Generally speaking, the very purpose of creating an entity with limited liability protection (such as that which an LLC affords) is to protect the business owners from being held personally liable for the debts of the business. BUT, in many states, there are exceptions to this basic premise and key among them is where a business collects sales taxes (which rightfully belong to the state) but then fails to turn the collections over to the state as required. In those cases, a state may potentially pursue those who it deems responsible (executive officers of corporations and the owners of LLC's) for the unpaid sales taxes. I offer this observation based on general legal principles and without knowing whether the same holds true in the state of Connecticut.
I would strongly advise you to consult either or both bankruptcy counsel and an attorney who specializes in defending tax claims against business owners.

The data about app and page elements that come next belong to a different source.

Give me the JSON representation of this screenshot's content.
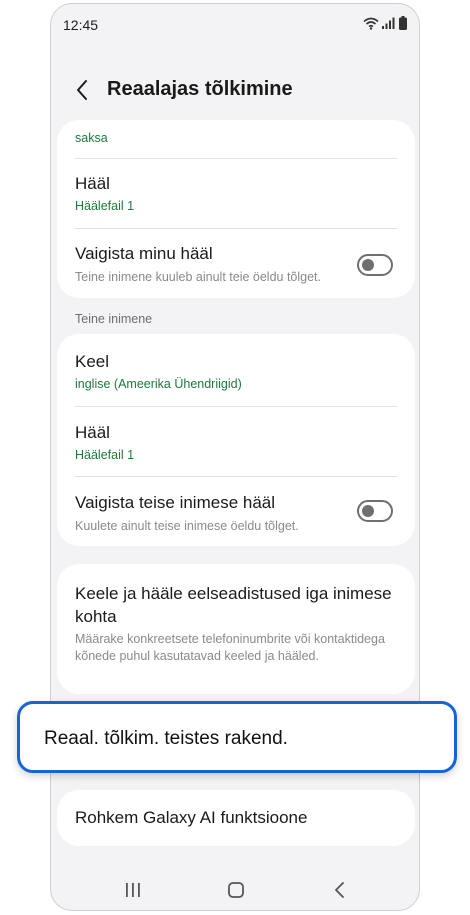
{
  "status": {
    "time": "12:45"
  },
  "header": {
    "title": "Reaalajas tõlkimine"
  },
  "card1": {
    "language_value": "saksa",
    "voice_title": "Hääl",
    "voice_value": "Häälefail 1",
    "mute_title": "Vaigista minu hääl",
    "mute_sub": "Teine inimene kuuleb ainult teie öeldu tõlget."
  },
  "section_other": "Teine inimene",
  "card2": {
    "lang_title": "Keel",
    "lang_value": "inglise (Ameerika Ühendriigid)",
    "voice_title": "Hääl",
    "voice_value": "Häälefail 1",
    "mute_title": "Vaigista teise inimese hääl",
    "mute_sub": "Kuulete ainult teise inimese öeldu tõlget."
  },
  "presets": {
    "title": "Keele ja hääle eelseadistused iga inimese kohta",
    "sub": "Määrake konkreetsete telefoninumbrite või kontaktidega kõnede puhul kasutatavad keeled ja hääled."
  },
  "highlight_label": "Reaal. tõlkim. teistes rakend.",
  "more_ai": "Rohkem Galaxy AI funktsioone",
  "colors": {
    "accent_green": "#1f7a3a",
    "highlight_blue": "#1565d8"
  }
}
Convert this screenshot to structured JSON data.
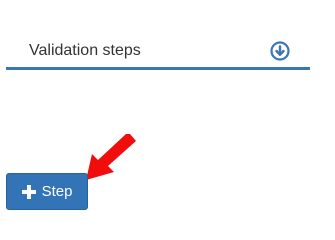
{
  "section": {
    "title": "Validation steps",
    "icon": "download-circle-icon"
  },
  "add_button": {
    "label": "Step",
    "icon": "plus-icon"
  },
  "annotation": {
    "icon": "red-arrow-pointer",
    "color": "#f20d0d"
  },
  "colors": {
    "accent": "#3274b5",
    "underline": "#3b76b0",
    "text": "#333333"
  }
}
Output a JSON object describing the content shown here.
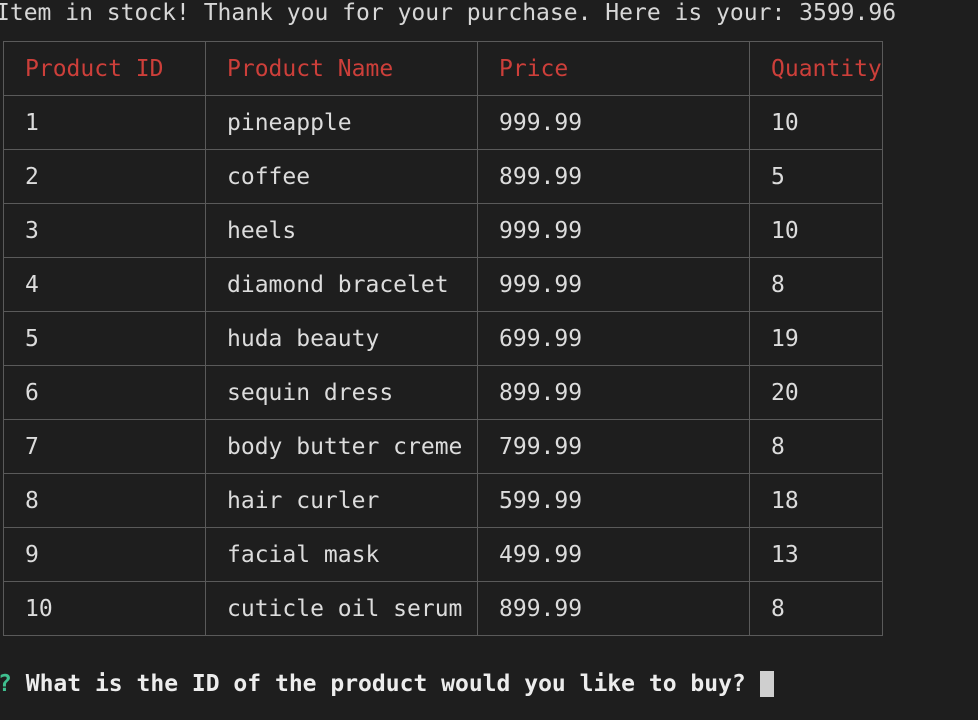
{
  "status_message": "Item in stock! Thank you for your purchase. Here is your: 3599.96",
  "table": {
    "headers": [
      "Product ID",
      "Product Name",
      "Price",
      "Quantity"
    ],
    "rows": [
      [
        "1",
        "pineapple",
        "999.99",
        "10"
      ],
      [
        "2",
        "coffee",
        "899.99",
        "5"
      ],
      [
        "3",
        "heels",
        "999.99",
        "10"
      ],
      [
        "4",
        "diamond bracelet",
        "999.99",
        "8"
      ],
      [
        "5",
        "huda beauty",
        "699.99",
        "19"
      ],
      [
        "6",
        "sequin dress",
        "899.99",
        "20"
      ],
      [
        "7",
        "body butter creme",
        "799.99",
        "8"
      ],
      [
        "8",
        "hair curler",
        "599.99",
        "18"
      ],
      [
        "9",
        "facial mask",
        "499.99",
        "13"
      ],
      [
        "10",
        "cuticle oil serum",
        "899.99",
        "8"
      ]
    ]
  },
  "prompt": {
    "mark": "?",
    "question": "What is the ID of the product would you like to buy?"
  },
  "colors": {
    "background": "#1e1e1e",
    "header_text": "#cd3f3a",
    "prompt_mark": "#3fbf8f",
    "border": "#5a5a5a"
  }
}
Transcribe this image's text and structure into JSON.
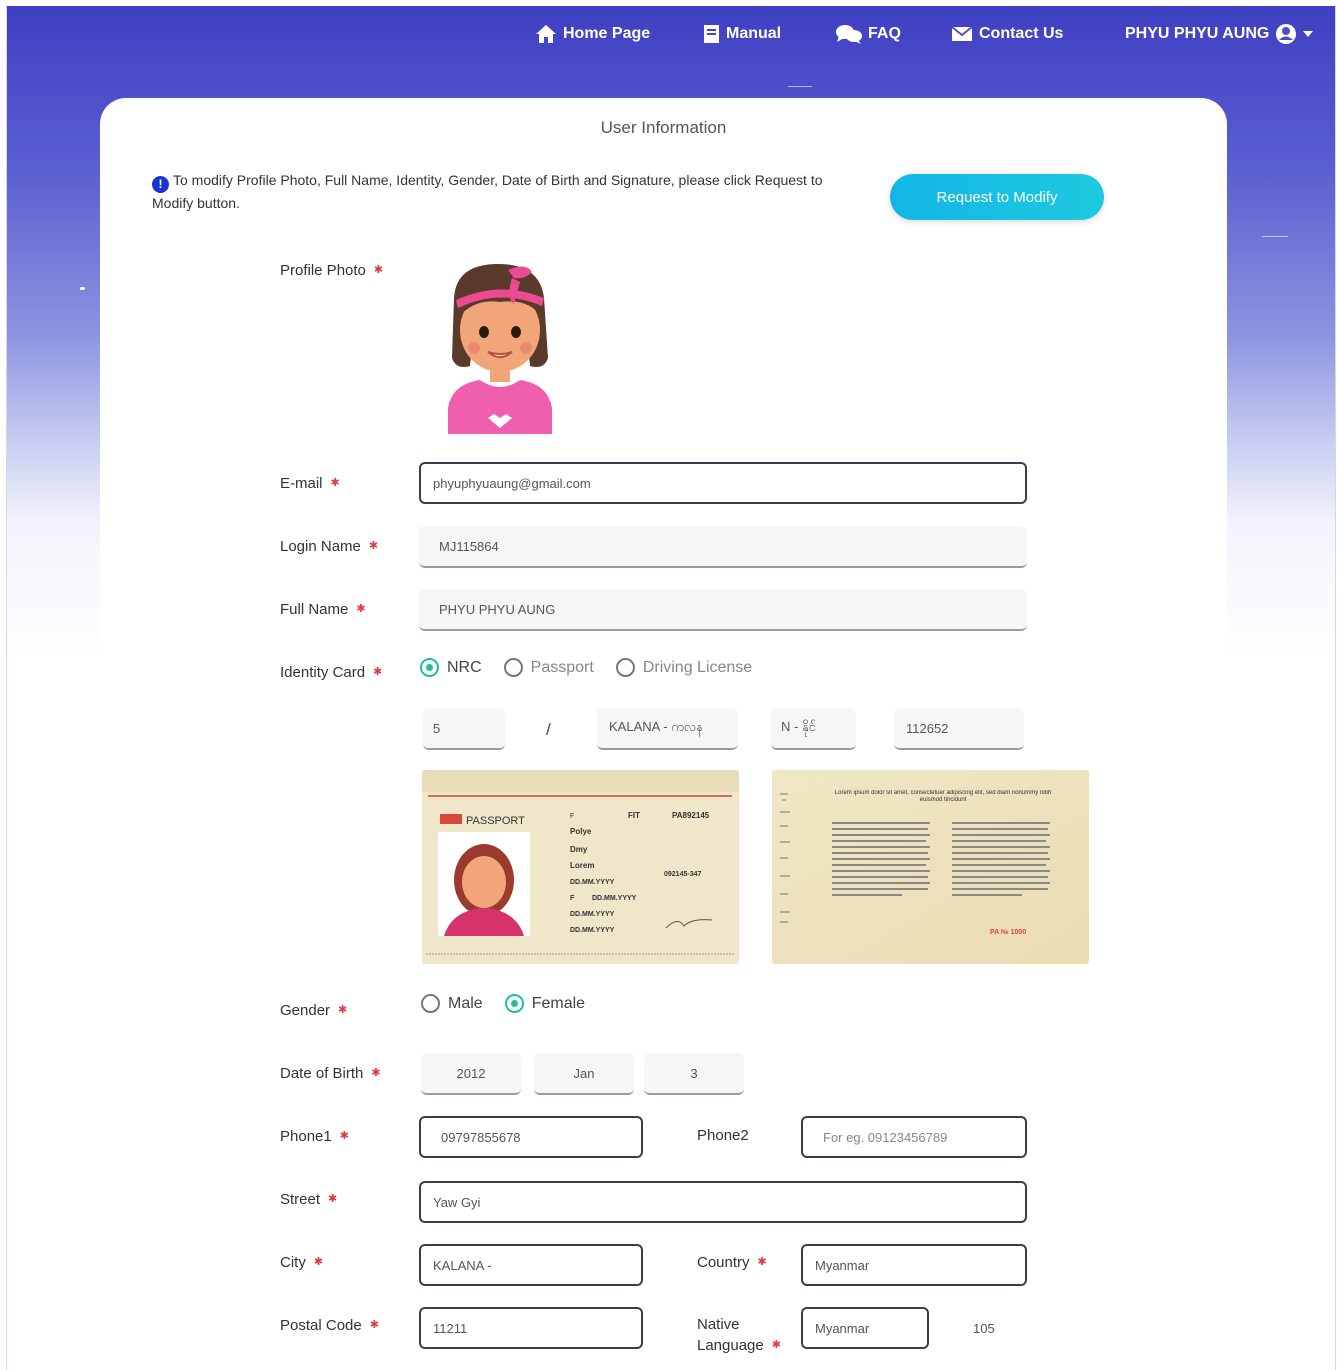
{
  "nav": {
    "home": "Home Page",
    "manual": "Manual",
    "faq": "FAQ",
    "contact": "Contact Us",
    "user": "PHYU PHYU AUNG"
  },
  "card": {
    "title": "User Information",
    "notice": "To modify Profile Photo, Full Name, Identity, Gender, Date of Birth and Signature, please click Request to Modify button.",
    "request_button": "Request to Modify"
  },
  "labels": {
    "profile_photo": "Profile Photo",
    "email": "E-mail",
    "login_name": "Login Name",
    "full_name": "Full Name",
    "identity_card": "Identity Card",
    "gender": "Gender",
    "dob": "Date of Birth",
    "phone1": "Phone1",
    "phone2": "Phone2",
    "street": "Street",
    "city": "City",
    "country": "Country",
    "postal_code": "Postal Code",
    "native_language_1": "Native",
    "native_language_2": "Language"
  },
  "values": {
    "email": "phyuphyuaung@gmail.com",
    "login_name": "MJ115864",
    "full_name": "PHYU PHYU AUNG",
    "phone1": "09797855678",
    "phone2_placeholder": "For eg. 09123456789",
    "street": "Yaw Gyi",
    "city": "KALANA -",
    "country": "Myanmar",
    "postal_code": "11211",
    "native_language": "Myanmar",
    "native_language_extra": "105"
  },
  "identity": {
    "options": [
      "NRC",
      "Passport",
      "Driving License"
    ],
    "selected": "NRC",
    "nrc_state": "5",
    "nrc_separator": "/",
    "nrc_township": "KALANA - ကလန",
    "nrc_type": "N - နိုင်",
    "nrc_number": "112652"
  },
  "passport_image": {
    "header": "PASSPORT",
    "number": "PA892145",
    "code": "FIT",
    "name_1": "Polye",
    "name_2": "Dmy",
    "name_3": "Lorem",
    "date_format": "DD.MM.YYYY",
    "sex": "F",
    "ref": "092145-347"
  },
  "back_image": {
    "heading": "Lorem ipsum dolor sit amet, consectetuer adipiscing elit, sed diam nonummy nibh euismod tincidunt",
    "stamp": "PA № 1000"
  },
  "gender": {
    "options": [
      "Male",
      "Female"
    ],
    "selected": "Female"
  },
  "dob": {
    "year": "2012",
    "month": "Jan",
    "day": "3"
  },
  "colors": {
    "nav_bg_top": "#3f3fc2",
    "accent": "#12b6e6",
    "radio_checked": "#1ec09a",
    "required": "#e0393e"
  }
}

Disclaimer: The answer to your question does not create an attorney-client relationship, and is for informational purposes only. You should consult your attorney for legal advice tailored to your individual circumstances. The answer is not, nor is it intended to be, legal advice.
Mr. Stansell's concerns are valid. In most states sales taxes and employment taxes can be collected from "responsible persons." This may or may not include all members of the LLC. But it could include non-owner officers and employees like the CFO.
See Conn. Gen. Stat. §12-414a